  • Island Lakes Community School:   
         
    • Nov. 2 to 4.
    •    
  • Kildonan-East Collegiate:   
         
    • Oct. 26.
    •    
  • Linden Christian School:   
         
    • Oct. 30.
    •    
  • Maples Collegiate:   
         
    • Nov. 3.
    •    
  • Princess Margaret School:   
         
    • Nov. 2 and 3.
    •    
  • Robertson School:   
         
    • Nov. 2 and 3.
    •    
  • Shamrock School:   
         
    • Oct. 29 and 30.
    •    
  • St. James Collegiate:   
         
    • Nov. 2.
    •    
  • St. John's High School:   
         
    • Oct. 30 and Nov. 2.
    •    
  • Sisler High School:   
         
    • Oct. 30, Nov. 2.
    •    
  • Sister Macnamara School:   
         
    • Oct. 29 and 30.
    •    
  • Transcona Collegiate:
  • Oct. 27 to 29.

WATCH | Full news conference on COVID-19 | Nov. 9, 2020:

Manitoba government daily briefing on coronavirus: Nov. 9

2 years ago
Duration 59:20
Provincial officials give update on COVID-19 outbreak: Monday, November 9, 2020.

ABOUT THE AUTHOR

Bryce Hoye

Journalist

Bryce Hoye is a multi-platform Manitoba journalist covering news, science, justice, health, 2SLGBTQ issues and other community stories. He has a background in wildlife biology and occasionally works for CBC's Quirks & Quarks and Front Burner. He won a national Radio Television Digital News Association award for a 2017 feature on the history of the fur trade. He is also Prairie rep for outCBC.

Comments

To encourage thoughtful and respectful conversations, first and last names will appear with each submission to CBC/Radio-Canada's online communities (except in children and youth-oriented communities). Pseudonyms will no longer be permitted.

By submitting a comment, you accept that CBC has the right to reproduce and publish that comment in whole or in part, in any manner CBC chooses. Please note that CBC does not endorse the opinions expressed in comments. Comments on this story are moderated according to our Submission Guidelines. Comments are welcome while open. We reserve the right to close comments at any time.

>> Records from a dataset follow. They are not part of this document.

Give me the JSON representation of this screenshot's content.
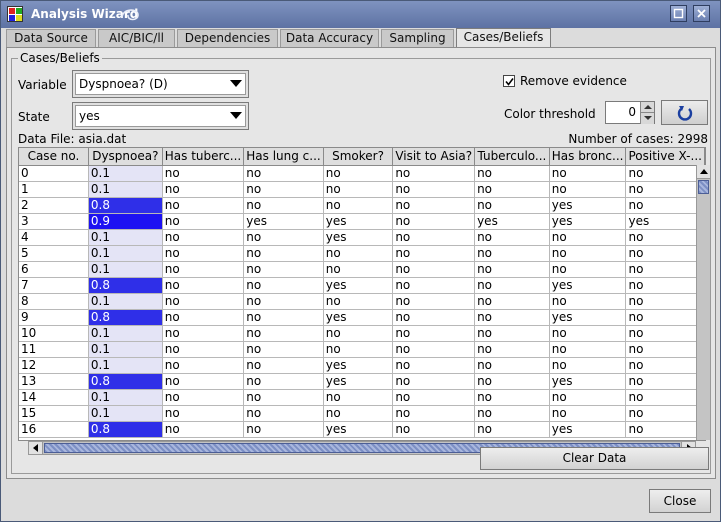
{
  "window": {
    "title": "Analysis Wizard"
  },
  "tabs": [
    {
      "label": "Data Source"
    },
    {
      "label": "AIC/BIC/ll"
    },
    {
      "label": "Dependencies"
    },
    {
      "label": "Data Accuracy"
    },
    {
      "label": "Sampling"
    },
    {
      "label": "Cases/Beliefs"
    }
  ],
  "active_tab": "Cases/Beliefs",
  "group": {
    "title": "Cases/Beliefs",
    "variable_label": "Variable",
    "variable_value": "Dyspnoea? (D)",
    "state_label": "State",
    "state_value": "yes",
    "remove_evidence_label": "Remove evidence",
    "remove_evidence_checked": true,
    "color_threshold_label": "Color threshold",
    "color_threshold_value": "0",
    "data_file_text": "Data File:  asia.dat",
    "num_cases_text": "Number of cases: 2998"
  },
  "table": {
    "headers": [
      "Case no.",
      "Dyspnoea?",
      "Has tuberc...",
      "Has lung c...",
      "Smoker?",
      "Visit to Asia?",
      "Tuberculo...",
      "Has bronc...",
      "Positive X-..."
    ],
    "rows": [
      [
        "0",
        "0.1",
        "no",
        "no",
        "no",
        "no",
        "no",
        "no",
        "no"
      ],
      [
        "1",
        "0.1",
        "no",
        "no",
        "no",
        "no",
        "no",
        "no",
        "no"
      ],
      [
        "2",
        "0.8",
        "no",
        "no",
        "no",
        "no",
        "no",
        "yes",
        "no"
      ],
      [
        "3",
        "0.9",
        "no",
        "yes",
        "yes",
        "no",
        "yes",
        "yes",
        "yes"
      ],
      [
        "4",
        "0.1",
        "no",
        "no",
        "yes",
        "no",
        "no",
        "no",
        "no"
      ],
      [
        "5",
        "0.1",
        "no",
        "no",
        "no",
        "no",
        "no",
        "no",
        "no"
      ],
      [
        "6",
        "0.1",
        "no",
        "no",
        "no",
        "no",
        "no",
        "no",
        "no"
      ],
      [
        "7",
        "0.8",
        "no",
        "no",
        "yes",
        "no",
        "no",
        "yes",
        "no"
      ],
      [
        "8",
        "0.1",
        "no",
        "no",
        "no",
        "no",
        "no",
        "no",
        "no"
      ],
      [
        "9",
        "0.8",
        "no",
        "no",
        "yes",
        "no",
        "no",
        "yes",
        "no"
      ],
      [
        "10",
        "0.1",
        "no",
        "no",
        "no",
        "no",
        "no",
        "no",
        "no"
      ],
      [
        "11",
        "0.1",
        "no",
        "no",
        "no",
        "no",
        "no",
        "no",
        "no"
      ],
      [
        "12",
        "0.1",
        "no",
        "no",
        "yes",
        "no",
        "no",
        "no",
        "no"
      ],
      [
        "13",
        "0.8",
        "no",
        "no",
        "yes",
        "no",
        "no",
        "yes",
        "no"
      ],
      [
        "14",
        "0.1",
        "no",
        "no",
        "no",
        "no",
        "no",
        "no",
        "no"
      ],
      [
        "15",
        "0.1",
        "no",
        "no",
        "no",
        "no",
        "no",
        "no",
        "no"
      ],
      [
        "16",
        "0.8",
        "no",
        "no",
        "yes",
        "no",
        "no",
        "yes",
        "no"
      ]
    ]
  },
  "buttons": {
    "clear_data": "Clear Data",
    "close": "Close"
  },
  "colors": {
    "belief_high": "#1d12f2",
    "belief_mid": "#2f2fe8",
    "belief_low": "#e4e4f6",
    "title_bar": "#6a7fb0"
  },
  "icons": {
    "app": "app-icon",
    "refresh": "refresh-icon",
    "maximize": "maximize-icon",
    "close": "close-icon"
  }
}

Become a CBC Member

Join the conversation  Create account

Already have an account?

now